• WHAT THE TASK REQUIRES: Without the pictures, copy all the entries below exactly.

• DATASET ENTRIES:
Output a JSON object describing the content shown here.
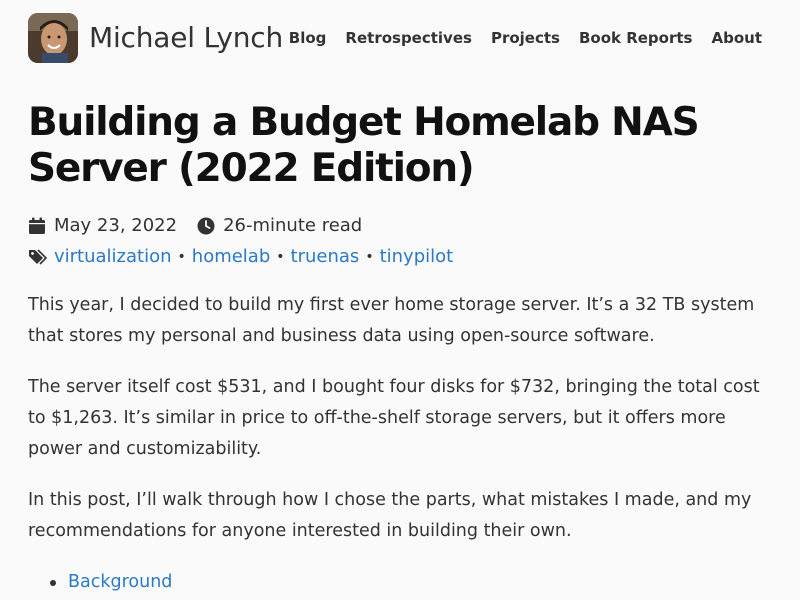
{
  "site": {
    "title": "Michael Lynch",
    "nav": [
      "Blog",
      "Retrospectives",
      "Projects",
      "Book Reports",
      "About"
    ]
  },
  "article": {
    "title": "Building a Budget Homelab NAS Server (2022 Edition)",
    "date": "May 23, 2022",
    "read_time": "26-minute read",
    "tags": [
      "virtualization",
      "homelab",
      "truenas",
      "tinypilot"
    ],
    "paragraphs": [
      "This year, I decided to build my first ever home storage server. It’s a 32 TB system that stores my personal and business data using open-source software.",
      "The server itself cost $531, and I bought four disks for $732, bringing the total cost to $1,263. It’s similar in price to off-the-shelf storage servers, but it offers more power and customizability.",
      "In this post, I’ll walk through how I chose the parts, what mistakes I made, and my recommendations for anyone interested in building their own."
    ],
    "toc": [
      "Background"
    ]
  },
  "colors": {
    "link": "#2a7ac7",
    "text": "#333333",
    "background": "#fafafa"
  },
  "icons": {
    "date": "calendar-icon",
    "read_time": "clock-icon",
    "tags": "tag-icon"
  }
}
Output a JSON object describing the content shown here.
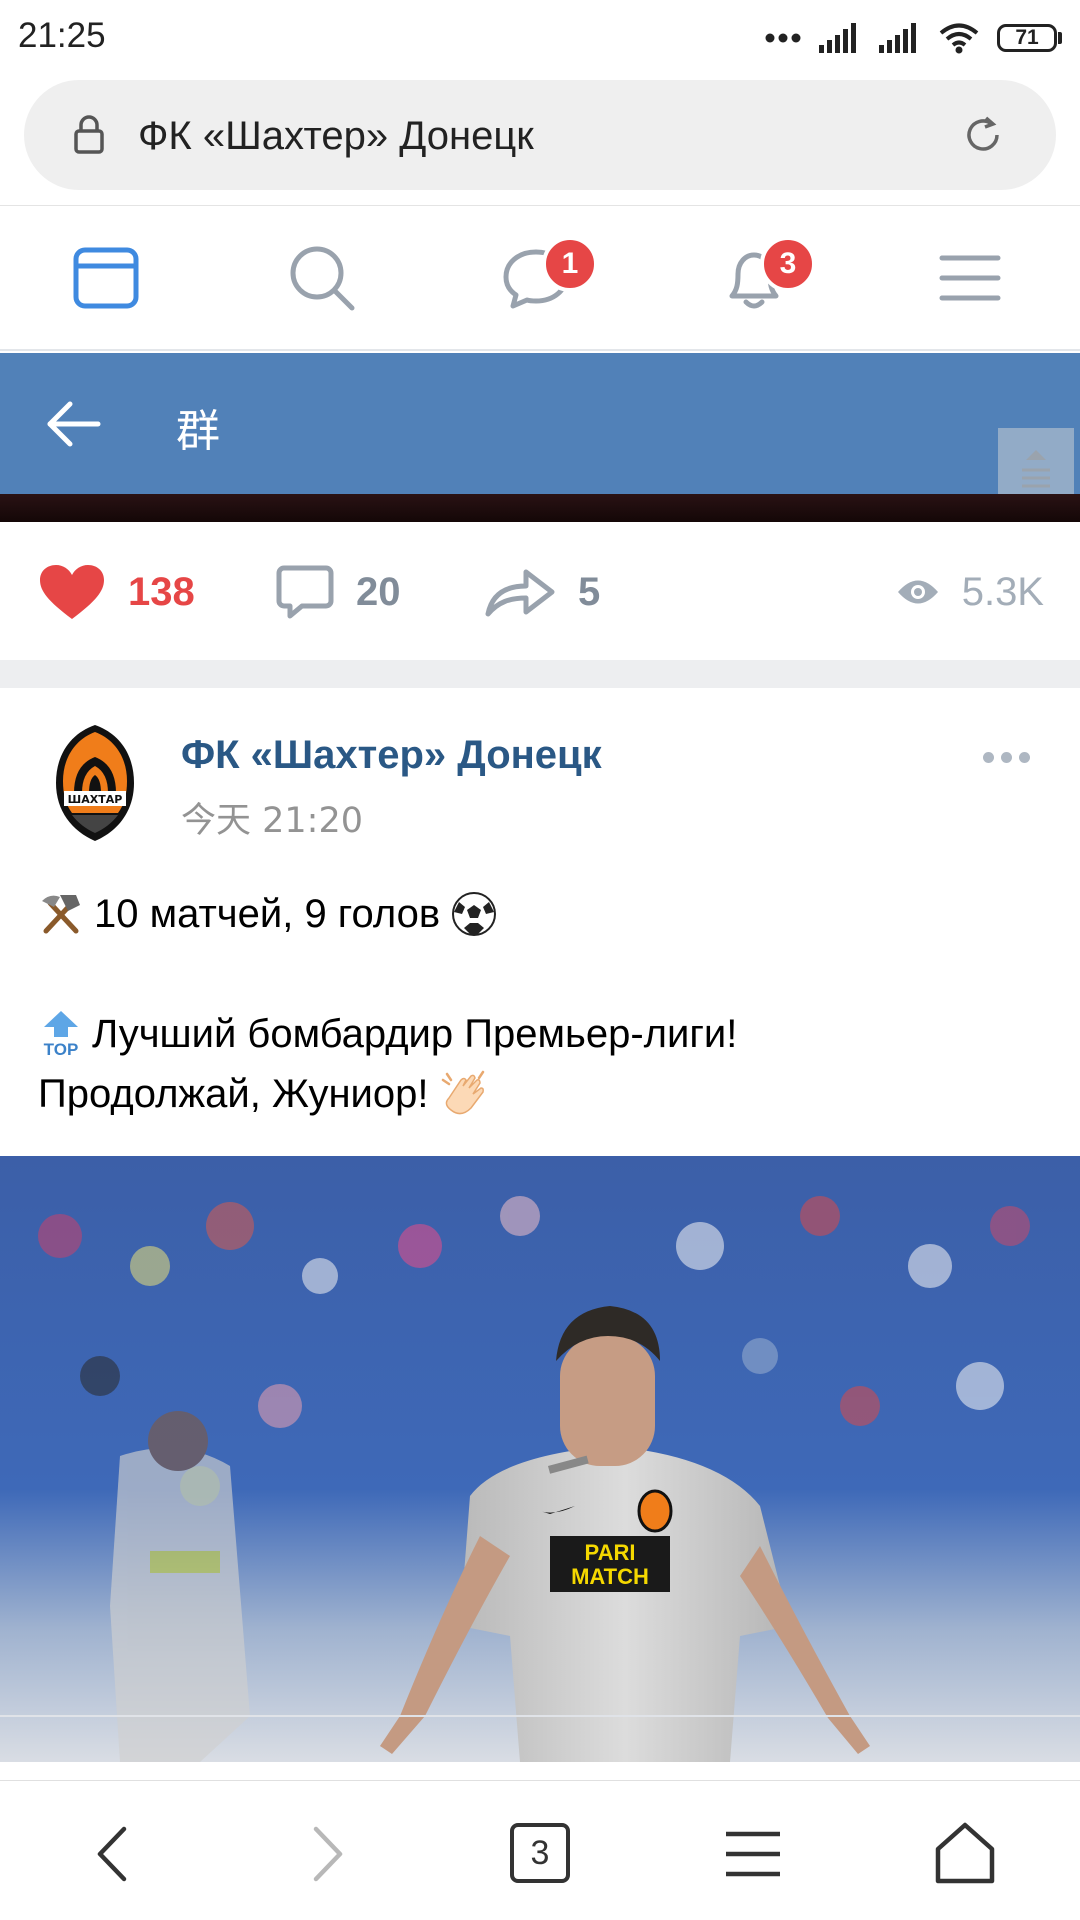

• FINISHED TASK:
Output a JSON object describing the content shown here.
{
  "site": {
    "title": "Michael Lynch",
    "nav": [
      "Blog",
      "Retrospectives",
      "Projects",
      "Book Reports",
      "About"
    ]
  },
  "article": {
    "title": "Building a Budget Homelab NAS Server (2022 Edition)",
    "date": "May 23, 2022",
    "read_time": "26-minute read",
    "tags": [
      "virtualization",
      "homelab",
      "truenas",
      "tinypilot"
    ],
    "paragraphs": [
      "This year, I decided to build my first ever home storage server. It’s a 32 TB system that stores my personal and business data using open-source software.",
      "The server itself cost $531, and I bought four disks for $732, bringing the total cost to $1,263. It’s similar in price to off-the-shelf storage servers, but it offers more power and customizability.",
      "In this post, I’ll walk through how I chose the parts, what mistakes I made, and my recommendations for anyone interested in building their own."
    ],
    "toc": [
      "Background"
    ]
  },
  "colors": {
    "link": "#2a7ac7",
    "text": "#333333",
    "background": "#fafafa"
  },
  "icons": {
    "date": "calendar-icon",
    "read_time": "clock-icon",
    "tags": "tag-icon"
  }
}
Output a JSON object describing the content shown here.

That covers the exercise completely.